Lower Returns as College Approaches. An age-based asset allocation shifts the investment mix to a lower percentage equities as college approaches, bottoming out at 10% to 20% in stocks. Thus, the investment returns may not be much different than in the UGMA or UTMA account a few years before the child enrolls in college.
Financial Aid Impact
Financial-aid eligibility is the wild card that favors moving the UGMA or UTMA account assets into a 529 plan. The financial aid consequences can exceed the tax savings from keeping the money in an UGMA or UTMA account.
Outside of the 529 plan, those assets are reported as student assets on the Free Application for Federal Student Aid (FAFSA). Student assets on the FAFSA add significantly to the expected family contribution (EFC). The EFC is increased by 20% of the value of the student’s assets. But, moving those assets into a 529 plan allows them to be reported as parent assets on the FAFSA, which are assessed on a bracketed scale that maxes out at 5.64% when determining the EFC.
Assets are reported on the FAFSA as of the date the FAFSA is filed. So, the financial-aid advantage to conversion is available at any time up until the FAFSA is submitted. (Keep a printout from the UGMA or UTMA account and 529 plan web sites showing the new account balances if the conversion occurs after the most recent statement prior to the FAFSA filing date.)
Just be careful to time the conversion so that the triggering of capital gains does not work against financial-aid eligibility. The FAFSA is based on prior-prior year income, so any income on or after January 1 of the sophomore year in high school will be reported as income on the FAFSA. The EFC will increase by as much as half of this income.
Use our Financial Aid Calculator to estimate your expected family contribution (EFC) and financial need based on student and parent income and assets, family size, number of children in college, age of the older parent and the student’s dependency status.
The Bottom Line
Encourage clients to convert an UGMA or UTMA account into a custodial 529 plan account before January 1 of the sophomore year in high school. Otherwise, the capital gains from liquidating the UGMA or UTMA account will significantly reduce the student’s eligibility for need-based financial aid.

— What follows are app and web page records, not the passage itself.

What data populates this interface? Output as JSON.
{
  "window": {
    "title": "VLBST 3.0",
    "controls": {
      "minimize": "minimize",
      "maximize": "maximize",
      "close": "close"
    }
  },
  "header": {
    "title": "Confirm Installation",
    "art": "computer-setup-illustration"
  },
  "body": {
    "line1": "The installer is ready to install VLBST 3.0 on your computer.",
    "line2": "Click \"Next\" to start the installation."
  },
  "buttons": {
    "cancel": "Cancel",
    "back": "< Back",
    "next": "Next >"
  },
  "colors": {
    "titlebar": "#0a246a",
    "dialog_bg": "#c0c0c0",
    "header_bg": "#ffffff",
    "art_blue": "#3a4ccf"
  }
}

It is best to spread out the capital gains over several years prior to this year, to take maximum advantage of the lower tax rates on the first and second $1,100 of a child’s unearned income.
Use Savingforcollege.com’s UGMA/UTMA 529 Conversion Calculator to evaluate the impact of converting an UGMA or UTMA account into a custodial 529 college savings plan. This free tool is easy to use and displays the results in graph and table formats. Give it a whirl!
[The original version of this article was written by Joe Hurley. It was updated and rewritten by Mark Kantrowitz on July 9, 2020.]
A good place to start